Myanmar's military government has warned Aung San Suu Kyi's supporters not to take to the streets following the verdict.
The state-run New Light of Myanmar newspaper said that authorities and citizens alike "have to ward off subversive elements and disruptions".
The leader of the main opposition National League for Democracy (NLD) party who has spent nearly 14 of the last 20 years in prison or under house arrest, could be jailed for another five years if found guilty.
On Tuesday, the opposition leader had said she expected the verdict to be "painfully obvious", according to diplomats allowed into the courtroom when closing arguments were made.
The diplomats said she thanked them "for trying to promote a just outcome" but said she was not optimistic.
The trial has been held largely behind closed doors, although diplomats and a handful of reporters have occasionally been allowed access.
The American intruder, John Yettaw, is also on trial, as are two female aides who have been the opposition leader's only companions during her house arrest.
The opposition leader's lawyers - who have not contested the facts of the case - have consistently argued that the law used by the authorities is invalid because it applies to a constitution abolished two decades ago.
They also say that government guards stationed outside her home should be held responsible for any intrusion into her property.
Still, Aung San Suu Kyi is widely expected to be convicted in a country where courts are known to rule in favour of the military which has ruled since 1962.
And the ruling generals are not likely to tolerate any public opposition to the court's decision.
Protesters can be jailed for seven years, and while some have taken the risk outside the gates of Insein prison where she is held, the bloody crackdown on anti-government protests led by monks in 2007 are still fresh in many people's minds.
Critics have said the trial is a sham based on charges trumped up by the military in order to keep her behind bars through elections planned for next year.

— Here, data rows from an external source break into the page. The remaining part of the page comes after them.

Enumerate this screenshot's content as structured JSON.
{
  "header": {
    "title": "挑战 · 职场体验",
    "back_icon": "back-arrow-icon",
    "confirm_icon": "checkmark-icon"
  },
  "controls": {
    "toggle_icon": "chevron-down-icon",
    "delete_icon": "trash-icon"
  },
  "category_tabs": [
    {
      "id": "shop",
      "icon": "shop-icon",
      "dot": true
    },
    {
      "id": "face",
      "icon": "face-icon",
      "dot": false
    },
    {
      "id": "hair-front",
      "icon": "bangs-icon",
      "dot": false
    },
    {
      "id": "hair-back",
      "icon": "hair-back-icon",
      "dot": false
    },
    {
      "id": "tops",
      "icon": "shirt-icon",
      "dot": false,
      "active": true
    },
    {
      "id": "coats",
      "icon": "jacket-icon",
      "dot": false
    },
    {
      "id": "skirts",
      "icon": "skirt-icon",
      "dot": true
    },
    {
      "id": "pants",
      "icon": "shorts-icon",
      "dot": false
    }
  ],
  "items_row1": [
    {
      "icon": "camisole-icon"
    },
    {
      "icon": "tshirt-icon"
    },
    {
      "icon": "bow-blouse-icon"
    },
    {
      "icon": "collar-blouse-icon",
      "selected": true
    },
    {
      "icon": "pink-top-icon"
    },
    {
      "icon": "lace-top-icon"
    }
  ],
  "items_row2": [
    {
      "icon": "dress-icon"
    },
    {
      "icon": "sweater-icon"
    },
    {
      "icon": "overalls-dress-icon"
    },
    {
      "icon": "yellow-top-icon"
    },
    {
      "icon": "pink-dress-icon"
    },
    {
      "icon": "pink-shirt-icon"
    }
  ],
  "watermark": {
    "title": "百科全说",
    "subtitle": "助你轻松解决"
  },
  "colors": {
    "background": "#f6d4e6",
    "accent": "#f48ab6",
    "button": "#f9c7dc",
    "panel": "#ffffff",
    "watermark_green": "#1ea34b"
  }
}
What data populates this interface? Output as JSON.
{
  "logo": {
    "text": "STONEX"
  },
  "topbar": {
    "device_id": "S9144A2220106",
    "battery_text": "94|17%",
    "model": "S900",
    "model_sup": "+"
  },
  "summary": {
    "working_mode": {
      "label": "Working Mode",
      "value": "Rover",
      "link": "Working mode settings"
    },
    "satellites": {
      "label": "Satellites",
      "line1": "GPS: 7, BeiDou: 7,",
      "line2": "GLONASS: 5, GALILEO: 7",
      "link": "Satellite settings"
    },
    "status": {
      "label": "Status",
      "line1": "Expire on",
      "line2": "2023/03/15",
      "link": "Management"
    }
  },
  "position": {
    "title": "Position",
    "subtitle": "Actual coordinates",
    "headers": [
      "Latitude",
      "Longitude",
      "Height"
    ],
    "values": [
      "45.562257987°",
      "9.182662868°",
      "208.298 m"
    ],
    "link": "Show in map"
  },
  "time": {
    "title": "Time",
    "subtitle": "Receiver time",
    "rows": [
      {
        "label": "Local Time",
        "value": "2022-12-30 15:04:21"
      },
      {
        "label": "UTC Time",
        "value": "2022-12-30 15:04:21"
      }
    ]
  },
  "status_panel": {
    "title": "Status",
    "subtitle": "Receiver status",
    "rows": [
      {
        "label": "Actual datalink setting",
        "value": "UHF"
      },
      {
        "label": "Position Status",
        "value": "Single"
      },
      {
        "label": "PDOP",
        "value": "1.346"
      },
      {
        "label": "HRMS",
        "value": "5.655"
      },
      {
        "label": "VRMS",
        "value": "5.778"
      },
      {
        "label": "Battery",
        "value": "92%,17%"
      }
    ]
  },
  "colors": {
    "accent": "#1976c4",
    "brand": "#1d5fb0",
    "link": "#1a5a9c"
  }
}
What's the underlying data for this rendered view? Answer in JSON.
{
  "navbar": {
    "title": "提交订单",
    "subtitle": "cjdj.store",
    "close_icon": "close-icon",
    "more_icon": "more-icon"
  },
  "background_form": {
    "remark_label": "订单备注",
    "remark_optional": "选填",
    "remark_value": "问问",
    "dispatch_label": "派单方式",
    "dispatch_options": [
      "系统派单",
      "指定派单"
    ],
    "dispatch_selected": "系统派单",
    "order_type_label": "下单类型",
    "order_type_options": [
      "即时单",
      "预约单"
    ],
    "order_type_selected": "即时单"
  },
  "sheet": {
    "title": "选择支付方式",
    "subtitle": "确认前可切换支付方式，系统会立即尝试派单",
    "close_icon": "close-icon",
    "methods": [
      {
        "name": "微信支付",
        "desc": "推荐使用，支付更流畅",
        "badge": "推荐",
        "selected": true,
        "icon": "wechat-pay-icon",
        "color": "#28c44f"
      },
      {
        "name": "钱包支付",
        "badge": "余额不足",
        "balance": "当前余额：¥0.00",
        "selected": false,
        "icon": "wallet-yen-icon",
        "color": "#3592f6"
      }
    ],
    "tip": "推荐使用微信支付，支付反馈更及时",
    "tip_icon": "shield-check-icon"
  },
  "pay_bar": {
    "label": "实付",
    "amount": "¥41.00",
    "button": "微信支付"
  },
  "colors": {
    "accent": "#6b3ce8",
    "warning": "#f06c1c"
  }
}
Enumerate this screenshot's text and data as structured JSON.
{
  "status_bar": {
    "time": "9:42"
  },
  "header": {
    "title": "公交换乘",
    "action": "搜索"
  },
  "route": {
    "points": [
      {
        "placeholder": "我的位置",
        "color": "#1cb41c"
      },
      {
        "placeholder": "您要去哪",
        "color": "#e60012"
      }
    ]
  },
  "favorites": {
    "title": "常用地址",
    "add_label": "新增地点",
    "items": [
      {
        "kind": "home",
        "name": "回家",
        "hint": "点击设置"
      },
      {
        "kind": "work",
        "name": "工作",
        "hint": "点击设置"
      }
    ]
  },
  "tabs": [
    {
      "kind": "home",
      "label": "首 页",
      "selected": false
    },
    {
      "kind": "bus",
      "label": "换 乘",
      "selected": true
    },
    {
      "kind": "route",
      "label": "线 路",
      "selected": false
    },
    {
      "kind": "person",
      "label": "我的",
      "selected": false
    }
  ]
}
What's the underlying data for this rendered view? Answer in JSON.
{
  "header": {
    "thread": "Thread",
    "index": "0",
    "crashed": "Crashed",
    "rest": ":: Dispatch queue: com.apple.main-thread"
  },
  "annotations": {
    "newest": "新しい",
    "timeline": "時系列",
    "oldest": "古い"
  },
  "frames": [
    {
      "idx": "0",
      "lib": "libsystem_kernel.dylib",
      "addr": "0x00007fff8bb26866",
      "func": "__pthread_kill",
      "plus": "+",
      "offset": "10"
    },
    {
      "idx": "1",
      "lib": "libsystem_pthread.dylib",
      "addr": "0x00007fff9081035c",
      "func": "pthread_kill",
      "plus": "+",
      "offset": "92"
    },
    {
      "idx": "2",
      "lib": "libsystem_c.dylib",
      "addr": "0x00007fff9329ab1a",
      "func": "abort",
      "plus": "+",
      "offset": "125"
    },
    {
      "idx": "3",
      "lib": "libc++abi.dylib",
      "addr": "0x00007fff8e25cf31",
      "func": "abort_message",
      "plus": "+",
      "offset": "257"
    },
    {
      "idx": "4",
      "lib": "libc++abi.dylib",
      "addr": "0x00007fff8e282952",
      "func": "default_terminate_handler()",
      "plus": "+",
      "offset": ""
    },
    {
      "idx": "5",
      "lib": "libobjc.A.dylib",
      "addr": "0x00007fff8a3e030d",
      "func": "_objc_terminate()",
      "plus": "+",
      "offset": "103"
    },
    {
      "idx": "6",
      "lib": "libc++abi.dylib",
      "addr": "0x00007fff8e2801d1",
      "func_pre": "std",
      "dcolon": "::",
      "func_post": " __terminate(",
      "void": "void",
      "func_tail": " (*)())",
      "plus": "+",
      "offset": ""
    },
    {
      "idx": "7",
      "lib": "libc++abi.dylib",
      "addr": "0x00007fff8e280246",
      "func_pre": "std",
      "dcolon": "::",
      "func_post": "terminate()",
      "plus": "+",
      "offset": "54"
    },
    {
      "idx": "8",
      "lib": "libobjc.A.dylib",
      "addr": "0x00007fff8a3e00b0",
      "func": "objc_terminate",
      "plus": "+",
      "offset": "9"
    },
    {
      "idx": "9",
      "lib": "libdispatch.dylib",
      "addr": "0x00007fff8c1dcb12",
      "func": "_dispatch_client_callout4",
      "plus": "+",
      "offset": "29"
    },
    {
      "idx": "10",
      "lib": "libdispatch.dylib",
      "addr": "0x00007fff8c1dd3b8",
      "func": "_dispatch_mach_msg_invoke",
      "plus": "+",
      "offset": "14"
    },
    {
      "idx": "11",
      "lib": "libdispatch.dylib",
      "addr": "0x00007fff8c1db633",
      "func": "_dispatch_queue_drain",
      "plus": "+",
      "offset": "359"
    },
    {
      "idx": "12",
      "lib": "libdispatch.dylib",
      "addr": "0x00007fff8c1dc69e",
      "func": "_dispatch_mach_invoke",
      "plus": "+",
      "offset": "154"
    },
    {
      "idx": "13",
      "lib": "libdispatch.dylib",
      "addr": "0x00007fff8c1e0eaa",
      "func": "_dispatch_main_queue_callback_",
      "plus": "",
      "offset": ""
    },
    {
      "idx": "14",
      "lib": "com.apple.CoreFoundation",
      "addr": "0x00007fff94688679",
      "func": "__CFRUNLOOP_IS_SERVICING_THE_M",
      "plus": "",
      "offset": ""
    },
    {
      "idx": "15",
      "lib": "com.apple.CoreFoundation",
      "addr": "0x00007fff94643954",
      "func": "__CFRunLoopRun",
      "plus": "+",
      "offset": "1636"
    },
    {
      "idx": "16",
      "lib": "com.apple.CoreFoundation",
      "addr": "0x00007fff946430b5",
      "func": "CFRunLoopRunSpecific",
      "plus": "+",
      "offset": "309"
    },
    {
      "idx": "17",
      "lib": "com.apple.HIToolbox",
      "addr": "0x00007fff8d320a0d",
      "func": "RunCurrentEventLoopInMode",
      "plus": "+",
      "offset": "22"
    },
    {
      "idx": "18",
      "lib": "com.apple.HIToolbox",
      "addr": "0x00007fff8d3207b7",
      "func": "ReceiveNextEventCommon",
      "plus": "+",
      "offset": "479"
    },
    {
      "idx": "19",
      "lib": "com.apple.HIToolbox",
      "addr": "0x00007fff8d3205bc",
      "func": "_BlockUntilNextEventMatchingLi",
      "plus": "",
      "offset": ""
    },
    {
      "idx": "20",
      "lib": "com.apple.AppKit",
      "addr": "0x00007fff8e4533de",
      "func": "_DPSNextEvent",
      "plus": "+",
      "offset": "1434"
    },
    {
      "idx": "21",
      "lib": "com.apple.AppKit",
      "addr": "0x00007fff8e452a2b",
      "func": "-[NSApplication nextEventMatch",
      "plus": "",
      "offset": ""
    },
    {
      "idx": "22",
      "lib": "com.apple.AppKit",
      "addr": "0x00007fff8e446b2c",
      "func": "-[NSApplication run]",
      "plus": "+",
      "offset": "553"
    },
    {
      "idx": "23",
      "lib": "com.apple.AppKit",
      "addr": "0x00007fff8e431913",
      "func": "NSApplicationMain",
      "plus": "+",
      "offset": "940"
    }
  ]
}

But neither international outrage nor offers of closer ties with the US if she is freed appear to have been able to deflect the military rulers' apparent determination to neutralise, if not jail, her.